Here is a link to Forbes’ 2020 list: https://www.forbes.com/sites/maddieberg/2020/11/13/the-highest-paid-dead-celebrities-of-2020/?sh=37a974e03b4b&utm_source=Licensing+International+Database&utm_campaign=b3b89e5adb-EMAIL_CAMPAIGN_2019_12_18_01_57_COPY_01&utm_medium=email&utm_term=0_ec0e484a60-b3b89e5adb-397655773&mc_cid=b3b89e5adb&mc_eid=a31363c945
Yes, there is a Right of Publicity interest pertaining to Supreme Court Justice Ruth Bader Ginsburg, who died a week ago at the age of 87. As always, application and analysis of her Right of Publicity would depend on context and specifics in any particular situation. But sticking to overview observations, since she was a lawyer, it may be a safe assumption that Justice Ginsburg had a testamentary plan in place. Since she was attuned to intellectual property matters, it is possible there were specific Right of Publicity provisions in her testamentary plan. Since she is commonly referred to as RBG, it is safe to assume RGB could unequivocally identify Justice Ruth Bader Ginsburg. And given the preceding points, it is safe to assume potential commercial uses or trademark activity could intersect with some of these points. This may all be academic, of course. We’ll see.
The following link leads to a useful article on Canadian personality rights (equivalent to the Right of Publicity in the U.S.): http://www.americanbar.org/publications/landslide/2016-17/november-december/protecting_professional_athletes_personality_rights_canada.html
This should lay to rest that old yarn that “it is easier to get forgiveness than permission.” Late last week, Michael Jordan won an $8.9 Million damages award against the grocery store that used his Right of Publicity without permission in print ads that ran in Sports Illustrated.

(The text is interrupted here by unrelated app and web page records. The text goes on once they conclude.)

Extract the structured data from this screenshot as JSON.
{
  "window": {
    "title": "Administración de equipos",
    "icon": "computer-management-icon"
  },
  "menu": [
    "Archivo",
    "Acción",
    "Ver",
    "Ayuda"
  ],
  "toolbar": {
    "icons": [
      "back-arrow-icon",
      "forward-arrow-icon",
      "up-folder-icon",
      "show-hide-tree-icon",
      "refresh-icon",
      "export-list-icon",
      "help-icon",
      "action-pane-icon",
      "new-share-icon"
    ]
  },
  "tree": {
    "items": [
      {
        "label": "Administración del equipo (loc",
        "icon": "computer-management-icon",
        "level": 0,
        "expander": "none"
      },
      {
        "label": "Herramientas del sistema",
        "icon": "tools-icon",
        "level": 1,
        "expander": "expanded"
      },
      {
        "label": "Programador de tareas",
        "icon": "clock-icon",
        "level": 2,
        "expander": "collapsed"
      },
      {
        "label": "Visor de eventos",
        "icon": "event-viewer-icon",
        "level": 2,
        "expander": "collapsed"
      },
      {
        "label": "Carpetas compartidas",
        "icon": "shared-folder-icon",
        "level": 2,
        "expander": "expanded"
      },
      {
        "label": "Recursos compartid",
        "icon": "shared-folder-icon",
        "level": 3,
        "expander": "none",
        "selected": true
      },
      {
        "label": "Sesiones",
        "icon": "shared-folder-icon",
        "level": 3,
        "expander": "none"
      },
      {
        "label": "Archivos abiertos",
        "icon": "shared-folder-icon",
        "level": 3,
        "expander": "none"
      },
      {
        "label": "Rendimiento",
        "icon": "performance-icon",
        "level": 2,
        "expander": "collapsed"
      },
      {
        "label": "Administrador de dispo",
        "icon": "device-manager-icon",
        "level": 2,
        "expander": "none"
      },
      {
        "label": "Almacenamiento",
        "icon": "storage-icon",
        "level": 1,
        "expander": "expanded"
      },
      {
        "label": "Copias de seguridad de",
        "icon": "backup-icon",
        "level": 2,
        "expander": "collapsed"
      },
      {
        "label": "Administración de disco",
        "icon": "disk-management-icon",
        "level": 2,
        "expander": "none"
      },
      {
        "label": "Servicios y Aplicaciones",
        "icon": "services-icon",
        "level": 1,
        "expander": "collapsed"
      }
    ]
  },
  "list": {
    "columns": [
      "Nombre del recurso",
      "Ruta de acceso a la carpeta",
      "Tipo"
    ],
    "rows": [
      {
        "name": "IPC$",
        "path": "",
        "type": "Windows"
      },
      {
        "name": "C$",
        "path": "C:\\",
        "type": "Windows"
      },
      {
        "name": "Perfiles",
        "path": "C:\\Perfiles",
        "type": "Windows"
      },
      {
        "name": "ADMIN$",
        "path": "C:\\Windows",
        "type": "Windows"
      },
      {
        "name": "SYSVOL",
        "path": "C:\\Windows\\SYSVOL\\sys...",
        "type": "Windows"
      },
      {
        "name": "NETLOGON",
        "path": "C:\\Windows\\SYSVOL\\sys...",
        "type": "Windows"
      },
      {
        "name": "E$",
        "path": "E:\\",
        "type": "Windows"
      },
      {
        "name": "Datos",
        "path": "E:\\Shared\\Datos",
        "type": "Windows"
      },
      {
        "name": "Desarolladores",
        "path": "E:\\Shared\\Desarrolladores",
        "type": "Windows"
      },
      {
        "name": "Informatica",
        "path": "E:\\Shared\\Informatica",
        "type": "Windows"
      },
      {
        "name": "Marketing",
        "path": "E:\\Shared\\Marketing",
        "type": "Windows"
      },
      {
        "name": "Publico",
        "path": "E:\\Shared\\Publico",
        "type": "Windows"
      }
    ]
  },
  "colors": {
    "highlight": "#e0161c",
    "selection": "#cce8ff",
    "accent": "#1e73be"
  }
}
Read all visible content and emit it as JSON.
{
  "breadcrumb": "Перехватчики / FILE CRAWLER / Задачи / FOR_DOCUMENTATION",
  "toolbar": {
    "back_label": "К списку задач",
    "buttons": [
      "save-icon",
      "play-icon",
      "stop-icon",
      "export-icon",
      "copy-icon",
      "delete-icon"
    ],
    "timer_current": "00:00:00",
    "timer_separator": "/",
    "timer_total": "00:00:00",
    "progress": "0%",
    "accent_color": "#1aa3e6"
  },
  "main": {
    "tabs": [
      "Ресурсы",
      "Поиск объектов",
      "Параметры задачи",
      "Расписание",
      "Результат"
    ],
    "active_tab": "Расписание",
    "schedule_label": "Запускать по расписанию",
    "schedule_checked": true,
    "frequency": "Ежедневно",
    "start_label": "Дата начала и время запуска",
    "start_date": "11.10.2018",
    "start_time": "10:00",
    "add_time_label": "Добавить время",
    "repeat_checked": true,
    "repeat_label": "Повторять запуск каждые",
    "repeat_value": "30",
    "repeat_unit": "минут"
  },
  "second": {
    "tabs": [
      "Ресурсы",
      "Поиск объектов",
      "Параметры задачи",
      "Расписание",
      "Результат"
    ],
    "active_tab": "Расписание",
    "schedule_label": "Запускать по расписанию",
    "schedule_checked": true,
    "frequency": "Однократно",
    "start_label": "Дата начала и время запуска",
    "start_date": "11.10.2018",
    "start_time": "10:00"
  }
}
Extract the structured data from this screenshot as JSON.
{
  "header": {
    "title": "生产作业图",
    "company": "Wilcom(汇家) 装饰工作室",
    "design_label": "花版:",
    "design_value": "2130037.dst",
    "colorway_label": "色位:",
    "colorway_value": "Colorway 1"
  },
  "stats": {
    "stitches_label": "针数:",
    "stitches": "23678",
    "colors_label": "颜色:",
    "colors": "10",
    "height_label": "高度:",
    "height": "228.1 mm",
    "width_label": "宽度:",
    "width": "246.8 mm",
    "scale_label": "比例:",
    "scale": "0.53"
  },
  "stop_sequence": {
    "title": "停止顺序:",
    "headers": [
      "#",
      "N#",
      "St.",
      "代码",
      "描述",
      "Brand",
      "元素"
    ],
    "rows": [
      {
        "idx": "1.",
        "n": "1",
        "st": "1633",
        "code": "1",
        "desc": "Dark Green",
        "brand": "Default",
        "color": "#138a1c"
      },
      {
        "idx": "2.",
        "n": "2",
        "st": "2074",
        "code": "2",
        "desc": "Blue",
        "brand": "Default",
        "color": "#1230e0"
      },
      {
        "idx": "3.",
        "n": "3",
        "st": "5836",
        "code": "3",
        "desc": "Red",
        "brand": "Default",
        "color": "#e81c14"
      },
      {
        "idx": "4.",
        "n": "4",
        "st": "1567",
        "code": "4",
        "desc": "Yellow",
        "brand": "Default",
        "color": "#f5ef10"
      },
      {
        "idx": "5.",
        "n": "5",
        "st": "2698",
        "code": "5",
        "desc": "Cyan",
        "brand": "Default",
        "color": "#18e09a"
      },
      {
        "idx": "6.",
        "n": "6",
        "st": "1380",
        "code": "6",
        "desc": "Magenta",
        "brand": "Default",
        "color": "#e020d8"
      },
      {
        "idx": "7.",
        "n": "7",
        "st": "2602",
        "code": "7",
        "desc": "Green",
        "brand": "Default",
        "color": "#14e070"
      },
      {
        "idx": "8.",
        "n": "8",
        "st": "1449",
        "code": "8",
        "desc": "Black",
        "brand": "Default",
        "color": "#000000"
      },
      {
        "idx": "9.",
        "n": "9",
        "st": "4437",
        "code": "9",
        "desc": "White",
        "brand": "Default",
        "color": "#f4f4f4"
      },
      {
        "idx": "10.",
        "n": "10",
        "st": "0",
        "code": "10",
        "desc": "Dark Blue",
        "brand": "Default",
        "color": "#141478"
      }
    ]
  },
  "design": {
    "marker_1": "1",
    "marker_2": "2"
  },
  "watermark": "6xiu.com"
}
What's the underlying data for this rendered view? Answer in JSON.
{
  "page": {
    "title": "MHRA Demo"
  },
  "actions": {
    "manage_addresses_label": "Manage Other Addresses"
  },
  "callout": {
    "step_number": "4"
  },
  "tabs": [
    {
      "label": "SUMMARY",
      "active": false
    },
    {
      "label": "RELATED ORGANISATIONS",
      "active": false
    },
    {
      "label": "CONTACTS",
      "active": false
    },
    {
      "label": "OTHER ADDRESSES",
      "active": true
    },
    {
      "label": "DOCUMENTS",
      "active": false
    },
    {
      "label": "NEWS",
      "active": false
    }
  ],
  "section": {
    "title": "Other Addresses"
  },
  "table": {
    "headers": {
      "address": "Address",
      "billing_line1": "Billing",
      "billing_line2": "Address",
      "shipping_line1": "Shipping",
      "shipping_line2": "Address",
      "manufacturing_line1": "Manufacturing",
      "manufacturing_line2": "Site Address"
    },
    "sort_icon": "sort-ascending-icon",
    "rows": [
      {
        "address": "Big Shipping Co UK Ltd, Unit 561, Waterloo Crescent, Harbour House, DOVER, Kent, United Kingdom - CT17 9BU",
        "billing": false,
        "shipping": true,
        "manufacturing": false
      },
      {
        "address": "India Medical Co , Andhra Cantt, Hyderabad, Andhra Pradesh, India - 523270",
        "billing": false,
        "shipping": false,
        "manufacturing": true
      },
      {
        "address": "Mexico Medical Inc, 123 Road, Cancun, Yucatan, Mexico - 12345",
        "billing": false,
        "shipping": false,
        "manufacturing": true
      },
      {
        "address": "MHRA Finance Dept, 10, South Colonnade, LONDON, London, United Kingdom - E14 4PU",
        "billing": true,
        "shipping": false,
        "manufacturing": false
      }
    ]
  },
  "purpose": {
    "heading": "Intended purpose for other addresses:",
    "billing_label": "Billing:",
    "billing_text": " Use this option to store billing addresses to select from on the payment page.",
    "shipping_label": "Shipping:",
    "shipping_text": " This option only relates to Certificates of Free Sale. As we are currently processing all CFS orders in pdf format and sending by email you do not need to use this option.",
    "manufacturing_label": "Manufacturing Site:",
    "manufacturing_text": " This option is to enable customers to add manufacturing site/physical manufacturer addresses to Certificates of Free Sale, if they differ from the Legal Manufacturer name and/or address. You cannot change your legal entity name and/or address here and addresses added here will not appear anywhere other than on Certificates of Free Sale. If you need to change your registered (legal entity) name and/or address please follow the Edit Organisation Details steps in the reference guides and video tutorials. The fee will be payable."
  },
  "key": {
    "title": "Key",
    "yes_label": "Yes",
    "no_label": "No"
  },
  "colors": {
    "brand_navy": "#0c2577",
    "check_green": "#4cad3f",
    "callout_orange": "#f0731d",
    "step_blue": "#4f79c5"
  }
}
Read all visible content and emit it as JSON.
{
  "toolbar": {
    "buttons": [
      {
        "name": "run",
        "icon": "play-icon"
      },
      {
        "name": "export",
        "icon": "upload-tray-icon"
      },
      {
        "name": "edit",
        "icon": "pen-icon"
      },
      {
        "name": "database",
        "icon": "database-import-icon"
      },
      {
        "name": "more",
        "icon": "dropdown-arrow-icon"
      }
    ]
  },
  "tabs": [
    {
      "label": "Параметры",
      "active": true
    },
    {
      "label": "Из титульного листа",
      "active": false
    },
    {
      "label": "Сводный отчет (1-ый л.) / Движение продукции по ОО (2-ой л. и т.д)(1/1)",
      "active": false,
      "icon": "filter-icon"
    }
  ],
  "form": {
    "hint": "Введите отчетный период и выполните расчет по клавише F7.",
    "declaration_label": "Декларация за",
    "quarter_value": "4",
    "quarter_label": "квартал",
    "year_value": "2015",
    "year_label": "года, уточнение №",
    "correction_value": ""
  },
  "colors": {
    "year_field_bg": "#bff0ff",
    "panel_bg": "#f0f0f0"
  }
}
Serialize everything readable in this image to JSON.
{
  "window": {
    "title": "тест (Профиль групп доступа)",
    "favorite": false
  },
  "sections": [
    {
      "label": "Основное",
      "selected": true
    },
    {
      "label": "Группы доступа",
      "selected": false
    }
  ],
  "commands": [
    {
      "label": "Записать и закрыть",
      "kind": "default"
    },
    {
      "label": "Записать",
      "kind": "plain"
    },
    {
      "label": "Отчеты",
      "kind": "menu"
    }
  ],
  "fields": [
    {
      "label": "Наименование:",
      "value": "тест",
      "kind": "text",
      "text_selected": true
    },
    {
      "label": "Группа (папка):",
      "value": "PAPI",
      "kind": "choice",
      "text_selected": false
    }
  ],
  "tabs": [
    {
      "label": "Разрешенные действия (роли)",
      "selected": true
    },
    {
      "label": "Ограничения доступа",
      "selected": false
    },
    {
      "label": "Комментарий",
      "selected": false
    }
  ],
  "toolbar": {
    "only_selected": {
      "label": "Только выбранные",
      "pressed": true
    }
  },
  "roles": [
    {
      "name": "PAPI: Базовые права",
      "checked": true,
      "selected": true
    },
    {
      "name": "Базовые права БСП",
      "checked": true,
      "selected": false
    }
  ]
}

At trial, jurors heard the familiar infringer’s refrain that Dominick’s achieved no benefit from the ads, and based on expert valuation testimony, the most it should pay for the ad was around $126,000. Of course, this overlooks the fact that Michael Jordan apparently does not do deals for $126,000 and rather, the starting fee for a license to use Jordan’s Right of Publicity is generally in the $10 Million range.
So at $8.9 Million, Dominick’s may have gotten a 10.1 % discount.
The Massachusetts Senate has passed a bill urged by Bill Cosby to statutorily recognize a post-mortem Right of Publicity in Massachusetts. The bill heads next to the Massachusetts House of Representatives. I’m including a link (below) to NPR’s coverage of this very positive legislative development.
As is often the case when the media covers the Right of Publicity, the coverage does not give the most balanced picture of the functioning of these rights and the policy purposes behind them. That’s probably the fault of no one or nothing other than time limitations and the need to get in and out of a complex topic in short segments. But, for example, it’s really not that difficult to determine who owns the Right of Publicity of a personality after a person dies, as the host declares. The coverage also does not point out all the limitations and allowances for First Amendment purposes that accompany most Right of Publicity statutes. And lastly, I strongly caution against acting on host Anthony Brooks’ conclusion that “if a business wants to trade on the image of Marilyn Monroe, they can.” (Just after the 2:00 mark in the NRP clip.)
Professor Ray Madoff of Boston College Law School does a good job discussing some of the high points of the Right of Publicity. To the credit of the producer of this segment on NPR/Radio Boston, I (the administrator of http://www.RightofPublicity.com) was consulted to verify certain information about Right of Publicity statutes throughout the country (the part in the interview when the host Sacha Pfeiffer says “we looked this up”).
Here’s a link to the radio segment: http://radioboston.wbur.org/2014/06/13/dead-right-publicity